Sit down with Ian Marks, head chef and co-owner of the new Mission eatery, The Beast and the Hare, and you feel instantly at ease.  The red-haired chef flashes a mischievous smile and speaks with his hands, exuding warmth, genuine friendliness, and an almost kid-like excitement.

Born in San Francisco and raised in Cole Valley, the food industry is in Marks’ blood. His older brother worked in the kitchen at Chez Panisse and is now slinging dough at Pizza Napoletana. Ian was convinced by his brother to skip culinary school, and instead opting for on-the-job training as his path to the helm of the kitchen.  After stints at Liberty Café, Hog Island Oyster Company, and Fatted Calf, Ian decided to venture out on his own and partner up with fellow Hog Island employee Dylan Denicke to open up The Beast and the Hare.

The name developed organically.  Initially, the pair hoped to name the restaurant Belly to signify “everything delicious … it’s your soul and is warming.”  However, after walking through the Inner Richmond one night and seeing Belly Burgers, the name was shelved and Ian and Dylan were back to square one.  A trip to New York inspired the idea behind the restaurant as Ian spent time visiting a series of taverns like The Black Rabbits, a spot with “dark wood where you can disappear.”  In a rather creative word association exercise, the partners would take turns saying a word.  “Hair of the dog” was one product of these brainstorming sessions. Then “hair of the beast,” and finally flipping it on its backside, The Beast and the Hare was born.


Ian Marks is an all-encompassing chef who instills a bit of personality into his menu to keep patrons guessing.  The range is expansive, yet also manages to feel focused and inspired by a single theme.  The food is a cross between American and Italian, with an edge of Asian flair.  If left up to Ian, the self-proclaimed dumpling junkie would probably throw in a healthier dose of the Far East.

Ian is not trying to change the world with his daily menu.  Instead he hopes to provide the Mission with a good neighborhood restaurant that is small and low-key with quality food.  He encourages diners to start the meal with snacks or the house charcuterie plate, which combines chicken liver pate and a heaping assortment of cured meats.  Fun fact: Marks has installed his own charcuterie cabinet downstairs where he cures prosciutto, Coppa, Spanish chorizo, and other meats.
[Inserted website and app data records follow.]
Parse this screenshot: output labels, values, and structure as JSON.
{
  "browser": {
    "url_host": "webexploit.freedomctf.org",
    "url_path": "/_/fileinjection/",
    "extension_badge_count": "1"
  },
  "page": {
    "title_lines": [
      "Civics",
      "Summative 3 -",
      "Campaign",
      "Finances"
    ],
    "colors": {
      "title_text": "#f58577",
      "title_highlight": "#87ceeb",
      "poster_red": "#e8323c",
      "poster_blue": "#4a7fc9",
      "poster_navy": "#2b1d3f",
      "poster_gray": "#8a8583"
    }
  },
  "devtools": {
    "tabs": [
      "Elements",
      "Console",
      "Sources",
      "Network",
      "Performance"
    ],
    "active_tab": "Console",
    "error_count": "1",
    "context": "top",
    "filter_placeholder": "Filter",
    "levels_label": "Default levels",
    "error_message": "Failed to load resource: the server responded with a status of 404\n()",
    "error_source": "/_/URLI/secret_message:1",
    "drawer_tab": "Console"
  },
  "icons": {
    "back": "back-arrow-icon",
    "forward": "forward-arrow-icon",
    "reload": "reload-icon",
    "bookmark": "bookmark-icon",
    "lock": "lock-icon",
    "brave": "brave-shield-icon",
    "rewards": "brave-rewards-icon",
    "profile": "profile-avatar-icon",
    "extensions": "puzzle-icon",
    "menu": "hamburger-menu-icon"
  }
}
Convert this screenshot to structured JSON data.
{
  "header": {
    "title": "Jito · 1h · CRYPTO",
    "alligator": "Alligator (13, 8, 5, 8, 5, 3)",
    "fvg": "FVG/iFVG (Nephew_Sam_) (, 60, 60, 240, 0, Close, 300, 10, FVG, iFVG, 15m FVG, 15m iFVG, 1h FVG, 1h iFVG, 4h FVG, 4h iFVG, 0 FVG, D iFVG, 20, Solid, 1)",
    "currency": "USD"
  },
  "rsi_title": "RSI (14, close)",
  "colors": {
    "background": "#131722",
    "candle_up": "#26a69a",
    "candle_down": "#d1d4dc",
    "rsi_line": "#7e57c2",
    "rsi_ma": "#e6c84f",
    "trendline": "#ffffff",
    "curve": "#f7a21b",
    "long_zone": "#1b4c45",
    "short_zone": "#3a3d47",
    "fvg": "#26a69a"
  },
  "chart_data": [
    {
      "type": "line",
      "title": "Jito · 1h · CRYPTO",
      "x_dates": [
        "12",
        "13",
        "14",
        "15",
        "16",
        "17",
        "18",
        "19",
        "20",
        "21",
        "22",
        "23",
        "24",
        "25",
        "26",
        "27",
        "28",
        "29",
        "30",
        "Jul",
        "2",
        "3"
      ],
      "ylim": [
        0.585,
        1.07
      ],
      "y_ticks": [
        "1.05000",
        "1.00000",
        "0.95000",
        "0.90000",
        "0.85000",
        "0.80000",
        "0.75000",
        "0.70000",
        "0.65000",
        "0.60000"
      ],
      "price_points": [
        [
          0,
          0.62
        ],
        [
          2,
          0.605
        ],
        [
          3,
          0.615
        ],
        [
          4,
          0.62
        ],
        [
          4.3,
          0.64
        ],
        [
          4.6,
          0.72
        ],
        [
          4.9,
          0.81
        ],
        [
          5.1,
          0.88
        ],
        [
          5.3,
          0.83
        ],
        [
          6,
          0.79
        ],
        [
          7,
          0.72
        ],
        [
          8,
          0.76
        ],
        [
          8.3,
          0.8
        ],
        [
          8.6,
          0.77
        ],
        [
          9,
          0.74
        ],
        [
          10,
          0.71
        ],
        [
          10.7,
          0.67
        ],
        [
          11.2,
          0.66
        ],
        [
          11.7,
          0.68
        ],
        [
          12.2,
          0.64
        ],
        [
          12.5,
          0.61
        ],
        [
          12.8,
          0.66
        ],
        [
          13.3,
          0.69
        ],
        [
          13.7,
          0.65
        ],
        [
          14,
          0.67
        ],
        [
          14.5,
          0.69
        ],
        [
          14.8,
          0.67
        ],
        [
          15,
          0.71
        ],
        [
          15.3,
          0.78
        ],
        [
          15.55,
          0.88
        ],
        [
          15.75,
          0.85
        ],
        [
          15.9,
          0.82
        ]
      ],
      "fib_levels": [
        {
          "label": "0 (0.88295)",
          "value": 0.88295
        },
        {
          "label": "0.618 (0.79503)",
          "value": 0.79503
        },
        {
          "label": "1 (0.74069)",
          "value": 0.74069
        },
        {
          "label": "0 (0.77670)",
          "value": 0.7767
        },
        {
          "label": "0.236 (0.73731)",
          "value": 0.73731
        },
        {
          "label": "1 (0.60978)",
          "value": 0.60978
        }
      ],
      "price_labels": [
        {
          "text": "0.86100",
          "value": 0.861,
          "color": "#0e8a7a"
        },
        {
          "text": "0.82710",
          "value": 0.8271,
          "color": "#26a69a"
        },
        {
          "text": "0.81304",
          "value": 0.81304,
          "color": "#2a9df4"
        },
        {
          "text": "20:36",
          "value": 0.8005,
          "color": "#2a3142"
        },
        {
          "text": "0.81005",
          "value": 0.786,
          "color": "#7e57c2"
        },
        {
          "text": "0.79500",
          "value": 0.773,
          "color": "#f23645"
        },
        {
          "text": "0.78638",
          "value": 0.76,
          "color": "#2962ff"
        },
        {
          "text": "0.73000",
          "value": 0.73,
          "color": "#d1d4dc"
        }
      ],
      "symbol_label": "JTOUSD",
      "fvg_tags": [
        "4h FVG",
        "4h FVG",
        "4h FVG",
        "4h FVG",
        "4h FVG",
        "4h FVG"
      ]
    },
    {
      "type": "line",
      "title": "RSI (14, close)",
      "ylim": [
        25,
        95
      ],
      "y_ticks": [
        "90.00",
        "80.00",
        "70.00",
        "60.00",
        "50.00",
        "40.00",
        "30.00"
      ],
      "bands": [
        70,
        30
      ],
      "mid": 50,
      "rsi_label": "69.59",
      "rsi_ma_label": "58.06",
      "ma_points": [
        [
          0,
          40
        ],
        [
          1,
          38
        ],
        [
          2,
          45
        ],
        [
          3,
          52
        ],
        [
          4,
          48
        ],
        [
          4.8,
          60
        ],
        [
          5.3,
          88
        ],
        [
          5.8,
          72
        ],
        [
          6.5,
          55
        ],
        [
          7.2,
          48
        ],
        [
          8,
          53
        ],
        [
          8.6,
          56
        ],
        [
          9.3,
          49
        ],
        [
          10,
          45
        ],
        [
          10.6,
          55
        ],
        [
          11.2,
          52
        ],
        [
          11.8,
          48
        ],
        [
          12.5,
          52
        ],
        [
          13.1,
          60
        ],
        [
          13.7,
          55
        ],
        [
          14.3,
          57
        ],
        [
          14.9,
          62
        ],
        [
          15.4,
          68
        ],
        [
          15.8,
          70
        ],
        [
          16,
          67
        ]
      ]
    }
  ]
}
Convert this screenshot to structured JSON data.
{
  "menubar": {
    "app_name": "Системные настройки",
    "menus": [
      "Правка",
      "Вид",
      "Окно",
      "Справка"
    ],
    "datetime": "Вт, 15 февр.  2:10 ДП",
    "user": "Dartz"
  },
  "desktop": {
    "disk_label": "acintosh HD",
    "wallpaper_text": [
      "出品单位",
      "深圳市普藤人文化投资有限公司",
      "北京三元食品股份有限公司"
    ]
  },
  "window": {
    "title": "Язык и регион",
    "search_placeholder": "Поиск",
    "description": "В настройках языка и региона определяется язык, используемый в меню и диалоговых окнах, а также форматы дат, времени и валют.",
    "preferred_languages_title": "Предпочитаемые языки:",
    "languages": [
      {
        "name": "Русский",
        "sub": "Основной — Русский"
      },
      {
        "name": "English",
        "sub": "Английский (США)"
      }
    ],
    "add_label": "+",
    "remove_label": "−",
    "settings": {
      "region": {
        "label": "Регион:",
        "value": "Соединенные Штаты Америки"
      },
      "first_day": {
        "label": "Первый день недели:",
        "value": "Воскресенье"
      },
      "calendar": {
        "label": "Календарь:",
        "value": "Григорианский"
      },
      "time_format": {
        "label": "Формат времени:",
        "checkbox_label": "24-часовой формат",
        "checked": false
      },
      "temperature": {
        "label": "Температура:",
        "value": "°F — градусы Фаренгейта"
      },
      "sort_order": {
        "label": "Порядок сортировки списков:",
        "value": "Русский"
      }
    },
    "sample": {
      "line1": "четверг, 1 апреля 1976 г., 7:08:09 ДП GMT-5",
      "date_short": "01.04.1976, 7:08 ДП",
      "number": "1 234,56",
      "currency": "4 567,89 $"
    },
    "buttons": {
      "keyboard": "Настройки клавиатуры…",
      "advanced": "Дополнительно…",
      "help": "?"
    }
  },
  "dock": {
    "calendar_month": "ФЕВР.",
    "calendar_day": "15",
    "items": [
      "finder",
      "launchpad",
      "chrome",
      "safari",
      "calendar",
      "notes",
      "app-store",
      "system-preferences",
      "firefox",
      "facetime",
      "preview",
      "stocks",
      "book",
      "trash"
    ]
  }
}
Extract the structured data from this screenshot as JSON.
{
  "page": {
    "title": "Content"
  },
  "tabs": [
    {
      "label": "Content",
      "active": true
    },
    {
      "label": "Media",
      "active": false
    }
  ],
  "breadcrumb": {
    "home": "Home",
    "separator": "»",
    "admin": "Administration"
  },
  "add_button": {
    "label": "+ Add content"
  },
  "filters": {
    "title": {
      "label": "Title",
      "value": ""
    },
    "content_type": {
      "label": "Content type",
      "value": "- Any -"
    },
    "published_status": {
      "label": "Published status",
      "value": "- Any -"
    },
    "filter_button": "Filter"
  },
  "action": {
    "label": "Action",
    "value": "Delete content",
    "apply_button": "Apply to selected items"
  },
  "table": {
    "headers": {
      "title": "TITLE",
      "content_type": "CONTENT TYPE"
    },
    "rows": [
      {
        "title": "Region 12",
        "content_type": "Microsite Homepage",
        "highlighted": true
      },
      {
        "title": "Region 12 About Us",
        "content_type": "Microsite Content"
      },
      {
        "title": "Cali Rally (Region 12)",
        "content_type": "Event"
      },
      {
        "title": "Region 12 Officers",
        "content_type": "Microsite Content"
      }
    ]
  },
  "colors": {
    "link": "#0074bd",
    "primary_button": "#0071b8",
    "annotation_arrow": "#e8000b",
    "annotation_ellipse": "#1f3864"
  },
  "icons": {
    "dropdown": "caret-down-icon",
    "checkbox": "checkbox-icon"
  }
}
“Smalls” (not really that small), and “Bigs” form the other subgroups.  Ian honors his love for sandwiches and training at The Fatted Calf with The Provisional Sandwich; a permanent fixture based on how he is feeling that day. The rest of the menu is hearty and animal-focused, with a taste for the country and respect for homemade ingredients like the house pate, ricotta, and pickles.  Ian just invested in a steam-injected bread oven, so prepare to add homemade bread to the list as well.


Deep indigo walls and dim lighting wrap guests in comfort at this corner restaurant nestled on 22nd Street and Guerrero Street in the quieter part of the Mission. The back bar crafted from cypress wood donated by the wine director’s arborist father beckons diners to pony up for a glass of wine or Belgian ale.  If you like a crowd, show up on a Thursday through Saturday.  Sundays boast the secret recipe fried chicken that is already encouraging a cult following, and late nights bring in industry people.

What to order

Do yourself a favor and order family style to fully experience the breadth of the menu’s offerings. For two people, start with the smaller serving of house charcuterie where you can select three options like smoked duck breast, ciccoli (pork rillette with arbol chilies and crispy pork skins), and country pate served in a jar. The side of pickled turnip and carrots dusted lightly with curry powder surprised my palate.

I am never one to turn down bone marrow and my evening at The Beast and the Hare was no different. The femur bone, split length-wise and served piping hot, rests in a bed of soft white corn polenta drizzled with rib eye gravy. This is one sexy dish that encourages you to use your hands and your mouth. Smear the bone marrow over the side of crispy toast — superior to just regular butter.

The deep bowl of steamer clams with shavings of fresh lardo and peppery broth is sinfully satisfying and tempts you to waft up the aroma of herbaceous, buttery seafood. Next on the list are definitely the fried chicken wings with tapatio buffalo sauce. I saw a plate of them go by and had diner envy.

If I went for one of the bigs, it would be a toss up between the 10 oz house-aged rib eye with tomato flan or the pressed duck leg with seared duck liver, French lentils and bacon cream. Also, just a head;s up that a burger is rumored to be in the works for The Beast and the Hare — and with the new grinder, Ian Marks plans to grind bone marrow into the patty.  Sign me up!

1001 Guerrero Street, San Francisco


Anne Pao is a contributing food writer for SF Station and Yum.  When she is not satisfying carnivorous tendencies, you can find her adventuring in the Bay area outdoors.  For more Pao reads check out her blog at